Ophuls’ analysis of what happens when human civilization veers away from the essence of humanity rings loud and true. When the mind becomes separated from that essence it develops hubris and wanders off from its place in creation on a self-managed misadventure. Mind disconnected from essence loses its balance and humility. It forgets what humans are, how they have evolved, what they are best at doing.
What are the good answers to give to the young person who asks the questions we all ask when we are young? Ophuls clearly delineates an essential trinity: Simplicity, Thriftiness, and Community.
When I was a child thriftiness was a happy thing to me, that simple frugality of life and love which requires no more than the beloved, the loaf of bread, the waters of earth, a warm comforter beneath an open window beneath a roof beneath the moon and stars, and work and play in all the fields of the earth with the people and animals there. My civilization offered me ways and means of profligacy and waste.
When I was a child community was a happy thing to me, I danced and played and sang there. Yet soon civilization informed me with its own confusions. I was to put away these childish things and seek faith, hope and love in a place where faith and hope and love were lost, a place where ideology and strife and competition were more important than spiritual commonality and peacefulness and cooperation.
Simplicity. Thriftiness. Community. Ophuls concludes the abandonment of these three guiding principle social virtues is the precursor to the fall of civilizations, in part because they are also spiritual virtues. Unmanageable complexity, wastefulness, and isolation are deadly to human society, just as they are deadly to the spirit. The very characteristics which humanity has evolved in order to survive – the abilities to adapt and manipulate – have within them a naturally self-adjusting seed of correction if they become separated from the essence which birthed them.
Humanity is part of nature and shares the path of all life on earth, back to the beginning of life. The ocean and sun and moon, the earth and air, the cycles of forces which interplay between them, it all imbues our substance down to the cellular level. We have evolved into the most complexly adaptive and manipulative organism present upon the earth, yet the ancient memory of our development – and our kinship with every form of life – remains with us.
Mind looks at life and categorizes according to difference; kingdom, phylum, class, order, family, genus, species. What mind can lose sight of is what all life has in common. In order to think toward the unity of life, mind must allow itself to be informed by the essence in and of life.

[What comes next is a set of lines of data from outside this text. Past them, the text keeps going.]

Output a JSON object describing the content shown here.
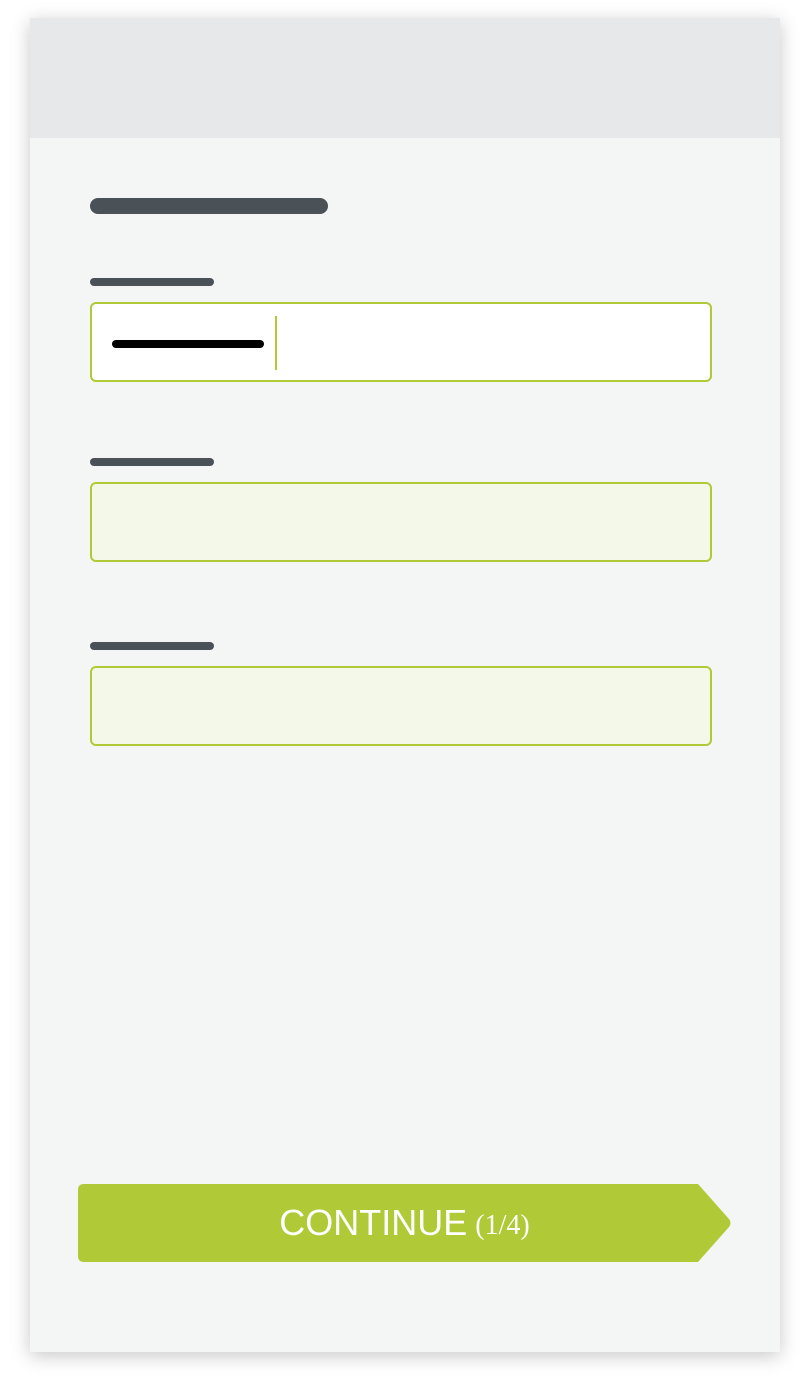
{
  "form": {
    "fields": [
      {
        "state": "active",
        "has_value": true
      },
      {
        "state": "inactive",
        "has_value": false
      },
      {
        "state": "inactive",
        "has_value": false
      }
    ]
  },
  "continue_button": {
    "label": "CONTINUE",
    "step": "(1/4)"
  },
  "colors": {
    "accent": "#b0ca37",
    "card_background": "#f4f6f5",
    "header_background": "#e7e8e9",
    "placeholder_bar": "#4a5257",
    "inactive_field_background": "#f4f8e8"
  }
}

The human cortical complex is useful but not special or exclusive or separate from other life. Consciousness, sentience, individuality – attributes humanity considers superior and exclusive to itself – are present in nature now, and would be there even if humanity were not. We are natural beings, a form of life sharing life itself with every living thing.
Now, seeing from the perspective that what we have evolved in our civilization is a genetically mandated return to the garden of balanced humanity from whence we came and where we lived so happily, it all makes sense. Dissolution is natural and normal in these circumstances. There’s nothing to resist anymore. The only question left is, “How shall we conduct our lives amid this?”
We live in unmanageable complexity, waste too much, have become isolated from each other. The fall from grace is self evident. It seems likely the deluge is unavoidable, an oncoming global tsunami which will scourge human society. Yet as the wave, ever-rising and inevitable, approaches our shore, we still have a choice. We can continue to live as we are, or live as we are naturally conformed to live, reconciled to our circumstances, aware of our divinity. The choice may not matter to many who see the jaws of nature opening before them.
It matters to me.